Croton is having a moment this year in Texas. Like it or not, you may have noticed a bumper crop of one-seed croton, Texas croton, or woolly croton on your property. If you’ve been dismayed by the sheer amount of croton on your property and could use some positive information about this rangy Texas native (instead of just bitterly staring at what seems like an endless sea of weeds), the good news is—yes!—there are positives. In fact, croton is actively cultivated by some folks. Will you want to buy croton seeds after reading the following? Possibly not, but, hopefully, you’ll have a greater appreciation for that sea outside your window.
According to the Texas A&M Department of Rangeland, Wildlife, and Fisheries Management, there are 20 species of croton occurring in Texas, but Texas Dove Hunters Magazine puts it at “more than 25 species of croton” in Texas. In short, there’s no short supply of croton in Texas (you may just need to look out your window for confirmation of that) but don’t confuse this croton with the far more colorful garden croton, native to tropical areas, that is grown as an indoor houseplant. An endless landscape of bold and shiny evergreen leaves in vivid shades of greens, yellows, and purples, may sound more enticing but it would not provide the wildlife benefits of our more, well, beautiful-on-the-inside croton in Texas.
“…mourning dove and white-wing dove diets are comprised of more than 99 percent seed by weight. Even though these dove species are known to consume seeds from over 1,000 plant species nation-wide, seeds from certain plant species or families are represented repeatedly in dove diets. In Texas, doveweed is king.”
Also called “Dove Weed,” Woolly Croton is a native, warm-season annual forb/broadleaf adapted to the South that produces seeds highly palatable to dove, quail and other seed-eating birds. Non-GMO
Woolly Croton – per lb
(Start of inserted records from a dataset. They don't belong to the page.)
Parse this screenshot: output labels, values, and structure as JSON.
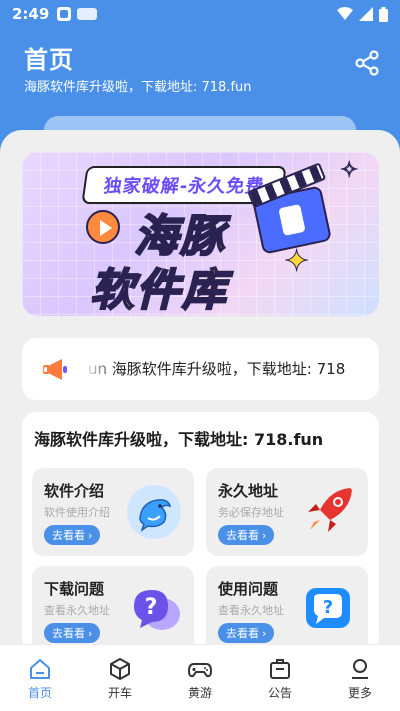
{
  "status_bar": {
    "time": "2:49"
  },
  "header": {
    "title": "首页",
    "subtitle": "海豚软件库升级啦，下载地址: 718.fun"
  },
  "banner": {
    "tag": "独家破解-永久免费",
    "line1": "海豚",
    "line2": "软件库"
  },
  "notice": {
    "text": "un   海豚软件库升级啦，下载地址: 718"
  },
  "panel": {
    "title": "海豚软件库升级啦，下载地址: 718.fun",
    "cards": [
      {
        "title": "软件介绍",
        "subtitle": "软件使用介绍",
        "button": "去看看",
        "icon": "dolphin-icon"
      },
      {
        "title": "永久地址",
        "subtitle": "务必保存地址",
        "button": "去看看",
        "icon": "rocket-icon"
      },
      {
        "title": "下载问题",
        "subtitle": "查看永久地址",
        "button": "去看看",
        "icon": "question-bubble-icon"
      },
      {
        "title": "使用问题",
        "subtitle": "查看永久地址",
        "button": "去看看",
        "icon": "chat-question-icon"
      }
    ]
  },
  "tabbar": {
    "items": [
      {
        "label": "首页",
        "icon": "home-icon",
        "active": true
      },
      {
        "label": "开车",
        "icon": "cube-icon",
        "active": false
      },
      {
        "label": "黄游",
        "icon": "gamepad-icon",
        "active": false
      },
      {
        "label": "公告",
        "icon": "briefcase-icon",
        "active": false
      },
      {
        "label": "更多",
        "icon": "user-icon",
        "active": false
      }
    ]
  },
  "colors": {
    "primary": "#4a90e8",
    "sheet_bg": "#efefef",
    "accent_yellow": "#ffd83a"
  }
}
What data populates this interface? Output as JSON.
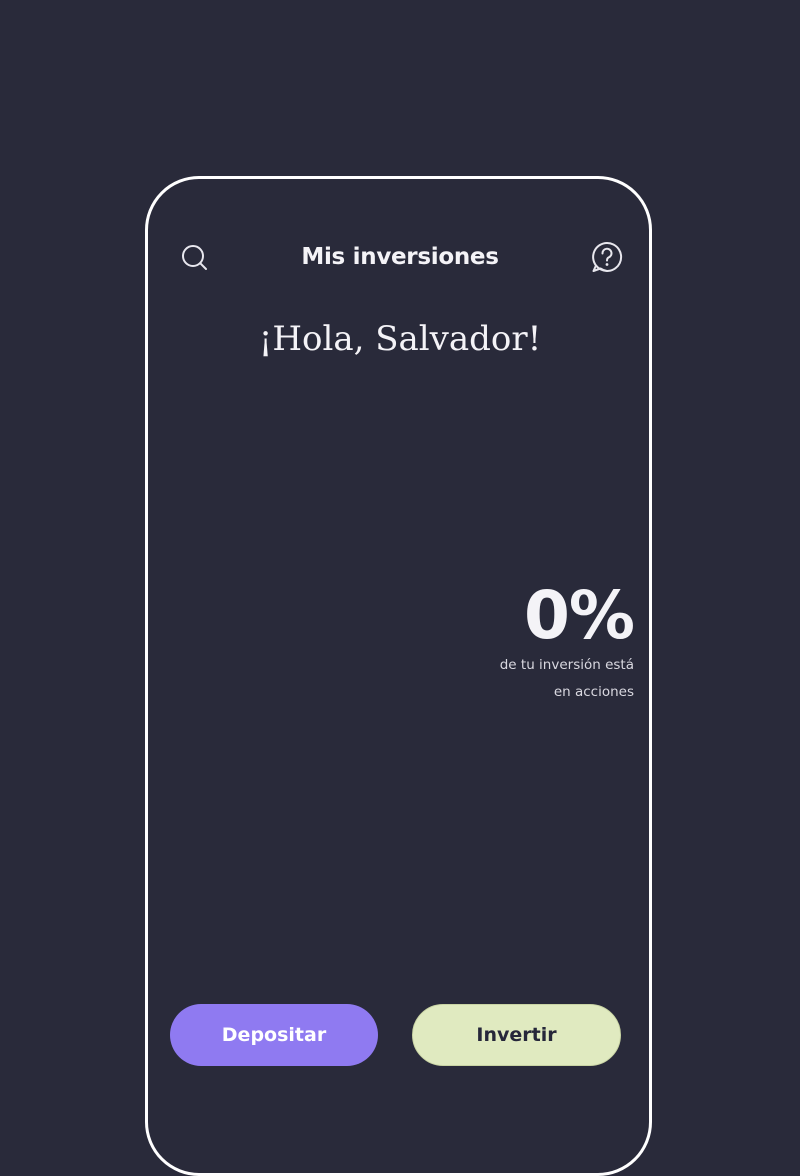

Also called “Dove Weed,” Woolly Croton is a native, warm-season annual forb/broadleaf adapted to the South that produces seeds highly palatable to dove, quail and other seed-eating birds. Plant 5 lbs per acre winter through spring. Woolly Croton typically has a high percentage of dormant seed, so planting during the cold season allows natural processes to “wake up” the germ to grow in the spring. However, the seed can be planted in the warm season, as well. In either case, the time it takes to germinate and become established is highly variable, although planting in winter or even late winter/early spring will help your odds of success for spring germination. Non-GMO
Male and female structures occur on separate flowers on the same plant (they are monoecious). Both sexes are inconspicuous. Male flowers are 1/8 to 1/4 (0.4 cm) across, in small groups at the ends of branches. They lack petals. The calyx is green and cup-shaped, usually with five lobes. There are 6-10 stamens exserted beyond the calyx with cream colored anthers and pollen. The female flowers occur in groups of one to a few in the axils beneath the male flowers. Female flowers lack both sepals and petals. There is one pistil with a plump, oblong, one-chambered ovary and one usually thread-like style, often curved or coiled. The main flowering period is May – October. 7
Opened seed capsules | Stonebridge Mesa | Aug. 2011
In the Reserve, doveweed is rarely found beyond Stonebridge Mesa where it forms a few large patches in the open areas along the northeast side of the mesa top.
Species from the genus Croton should not be confused with the colorful, tropical houseplant with the common name croton (Codiaeum variegatum).
Cliff spurge is a dicot angiosperm in the spurge family (Euphorbiaceae), a large, diverse group containing small herbs, vines, cactus-like succulents, shrubs and trees. Many euphorbias contain a clear or milky sap that is irritating or toxic. Flowers often lack petals, although some species have colorful bracts or glands that function as petals. Flowers are unisexual. Male and female flowers may be on the same plant (monoecious) or on separate plants (dioecious). The male flowers may have one or numerous stamens. There are several family characteristics lacking in doveweed: the pistil of the spurge female flower often has three styles; the ovary is usually three-lobed, and it ripens into a dry three-chambered capsule . Spurge seeds often have a fleshy appendage at one end.